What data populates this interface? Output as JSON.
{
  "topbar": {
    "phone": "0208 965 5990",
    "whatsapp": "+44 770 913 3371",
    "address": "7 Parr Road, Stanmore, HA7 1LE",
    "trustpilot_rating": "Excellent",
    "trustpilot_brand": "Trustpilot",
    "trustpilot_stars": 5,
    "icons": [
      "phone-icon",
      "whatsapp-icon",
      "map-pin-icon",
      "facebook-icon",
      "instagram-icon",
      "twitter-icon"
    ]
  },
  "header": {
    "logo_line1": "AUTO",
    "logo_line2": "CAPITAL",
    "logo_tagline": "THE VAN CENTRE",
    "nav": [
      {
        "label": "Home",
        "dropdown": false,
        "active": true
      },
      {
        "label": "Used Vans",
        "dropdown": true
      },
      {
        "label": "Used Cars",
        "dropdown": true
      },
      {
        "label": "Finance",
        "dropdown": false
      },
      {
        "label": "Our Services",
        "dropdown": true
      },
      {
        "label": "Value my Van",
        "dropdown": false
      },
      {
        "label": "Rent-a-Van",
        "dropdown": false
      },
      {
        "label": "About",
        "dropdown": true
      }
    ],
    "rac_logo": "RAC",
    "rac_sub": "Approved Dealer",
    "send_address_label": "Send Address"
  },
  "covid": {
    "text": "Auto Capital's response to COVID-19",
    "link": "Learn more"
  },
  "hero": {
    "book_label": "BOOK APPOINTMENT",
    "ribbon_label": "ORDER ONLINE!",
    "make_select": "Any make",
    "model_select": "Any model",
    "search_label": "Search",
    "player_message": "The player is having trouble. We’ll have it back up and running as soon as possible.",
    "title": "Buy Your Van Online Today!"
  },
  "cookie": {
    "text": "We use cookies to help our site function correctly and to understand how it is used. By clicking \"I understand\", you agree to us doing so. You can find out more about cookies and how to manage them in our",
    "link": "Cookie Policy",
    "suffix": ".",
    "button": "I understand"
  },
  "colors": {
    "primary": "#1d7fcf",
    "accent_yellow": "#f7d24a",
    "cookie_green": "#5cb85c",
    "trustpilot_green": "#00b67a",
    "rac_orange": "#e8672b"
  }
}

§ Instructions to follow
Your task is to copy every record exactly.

§ Answer for the task
What data populates this interface? Output as JSON.
{
  "topbar": {
    "phone": "0208 965 5990",
    "whatsapp": "+44 770 913 3371",
    "address": "7 Parr Road, Stanmore, HA7 1LE",
    "trustpilot_rating": "Excellent",
    "trustpilot_brand": "Trustpilot",
    "trustpilot_stars": 5,
    "icons": [
      "phone-icon",
      "whatsapp-icon",
      "map-pin-icon",
      "facebook-icon",
      "instagram-icon",
      "twitter-icon"
    ]
  },
  "header": {
    "logo_line1": "AUTO",
    "logo_line2": "CAPITAL",
    "logo_tagline": "THE VAN CENTRE",
    "nav": [
      {
        "label": "Home",
        "dropdown": false,
        "active": true
      },
      {
        "label": "Used Vans",
        "dropdown": true
      },
      {
        "label": "Used Cars",
        "dropdown": true
      },
      {
        "label": "Finance",
        "dropdown": false
      },
      {
        "label": "Our Services",
        "dropdown": true
      },
      {
        "label": "Value my Van",
        "dropdown": false
      },
      {
        "label": "Rent-a-Van",
        "dropdown": false
      },
      {
        "label": "About",
        "dropdown": true
      }
    ],
    "rac_logo": "RAC",
    "rac_sub": "Approved Dealer",
    "send_address_label": "Send Address"
  },
  "covid": {
    "text": "Auto Capital's response to COVID-19",
    "link": "Learn more"
  },
  "hero": {
    "book_label": "BOOK APPOINTMENT",
    "ribbon_label": "ORDER ONLINE!",
    "make_select": "Any make",
    "model_select": "Any model",
    "search_label": "Search",
    "player_message": "The player is having trouble. We’ll have it back up and running as soon as possible.",
    "title": "Buy Your Van Online Today!"
  },
  "cookie": {
    "text": "We use cookies to help our site function correctly and to understand how it is used. By clicking \"I understand\", you agree to us doing so. You can find out more about cookies and how to manage them in our",
    "link": "Cookie Policy",
    "suffix": ".",
    "button": "I understand"
  },
  "colors": {
    "primary": "#1d7fcf",
    "accent_yellow": "#f7d24a",
    "cookie_green": "#5cb85c",
    "trustpilot_green": "#00b67a",
    "rac_orange": "#e8672b"
  }
}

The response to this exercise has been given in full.